The Georgia Esoteric and Molecular Laboratory at the Medical College of Georgia at Augusta University is participating as a designated laboratory for the NCI-Molecular Analysis for Therapy Choice (NCI-MATCH or EAY131) clinical trial, which is assessing the effectiveness of targeting cancer-causing gene changes rather than cancer type.
MCG is one of the academic laboratories in the nation permitted to identify and refer potentially eligible patients to the NCI-MATCH trial. Tumor gene testing by a designated lab is the only pathway for patients to enroll in the trial.
The NCI-MATCH trial is co-led by the National Cancer Institute, part of the National Institutes of Health, and the ECOG-ACRIN Cancer Research Group (ECOG-ACRIN), an international scientific organization that designs and conducts biomarker-driven cancer research. ECOG-ACRIN is part of the NCI-sponsored National Clinical Trials Network.
NCI-MATCH or EAY131 (NCT02465060) is a phase 2 precision medicine trial that seeks to determine the effectiveness of treatment that is directed by genomic profiling in patients with solid tumors, lymphomas, or myelomas that have progressed following standard treatments, or for rare cancer types for which there is no standard treatment.
Findings could lead to larger, more definitive trials. With nearly 40 treatment arms addressing a wide range of tumor types and targeted treatments, NCI-MATCH is the largest precision medicine cancer trial to date.
“Tumor profiling and genomic testing are becoming common in daily practice for oncologists to help guide clinical care for cancer patients,” says NCI-MATCH study co-chair Dr. James V. Tricoli, chief, Diagnostic Biomarkers and Technology Branch, Cancer Diagnosis Program, Division of Cancer Treatment and Diagnosis at the NCI. “We require qualifying laboratories to proactively identify potentially eligible patients for the NCI-MATCH trial.”
“NCI-MATCH is a discovery trial whose very nature – identifying and exploring knowledge gaps in precision oncology, and advancing new hypotheses – means studying small subsets of patients,” said ECOG-ACRIN study chair Dr. Keith T. Flaherty, director of Clinical Research at the Massachusetts General Hospital Cancer Center, and Professor of Medicine at Harvard Medical School. “We are qualifying additional laboratories so we can cast a wider net for patients with the biomarkers of interest.”

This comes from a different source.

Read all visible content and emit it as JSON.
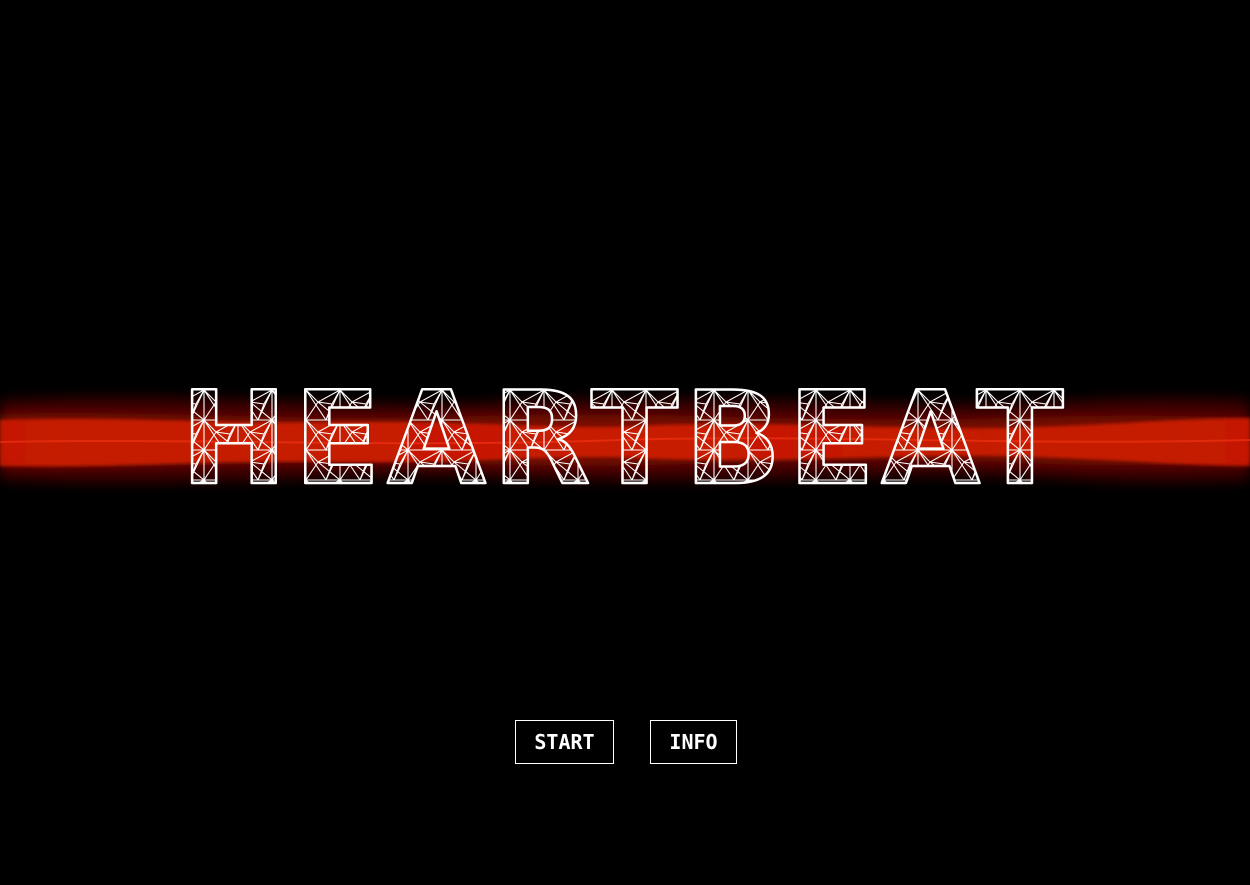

When a treating oncologist at a participating NCI-MATCH site orders tumor profiling to guide clinical care for their patient, MCG will look for trial matches for the patient. Upon the identification of a qualifying genetic alteration abnormality, such as a mutation, amplification or translocation, MCG will notify the treating physician that the patient may be potentially eligible for NCI-MATCH and provide an official referral letter or associated documentation. Utilizing this notification/referral provided by MCG, the treating physician and their patient may choose to pursue enrollment onto the screening step of the study (Step 0), if they meet all eligibility requirements for the trial. As part of the screening portion of the study (Step 0), NCI and ECOG-ACRIN trial leaders will review MCG’s recommended trial match centrally using information provided by both the participating MATCH site and MCG. If they verify that the patient is potentially eligible for a NCI-MATCH treatment arm, they will formally assign the patient to the applicable arm and notify the participating MATCH site that the patient may be enrolled onto the treatment portion of the study (Step 1). MCG will be available to answer questions relating to testing results and their potential applicability to the NCI-MATCH study. For any other general, logistical, or clinical questions related to the study, MCG will facilitate communications between the treating physicians and the NCI-MATCH study team. To read a summary of the process, visit http://ecog-acrin.org/nci-match-eay131-designated-labs.
“We are privileged to join the laboratory network for this groundbreaking national trial that we all hope will improve cancer treatment by precisely targeting a patient’s gene variants,” says Dr. Ravindra Kolhe, molecular pathologist, director of the GEM Laboratory in the MCG Department of Pathology and primary developer of the new test called Augusta OncoTarget.
Augusta OncoTarget, one of the latest additions to MCG’s GEM Lab, includes next-generation sequencing that enables large numbers of genes, and an unprecedented number of known cancer-causing variants in those genes, to be tested simultaneously. IBM Watson for Genomics then performs a genomic interpretation of the large amount of data generated to help identify the patient’s variants as well as drugs, which are already in use or in clinical trials, known to target them.
Augusta OncoTarget includes the TruSight Tumor 170 panel that simultaneously looks for six different variant classes in both the DNA and RNA of 170 genes in a patient’s biopsy.
Learn more about NCI-MATCH, including clinical trial sites across the country.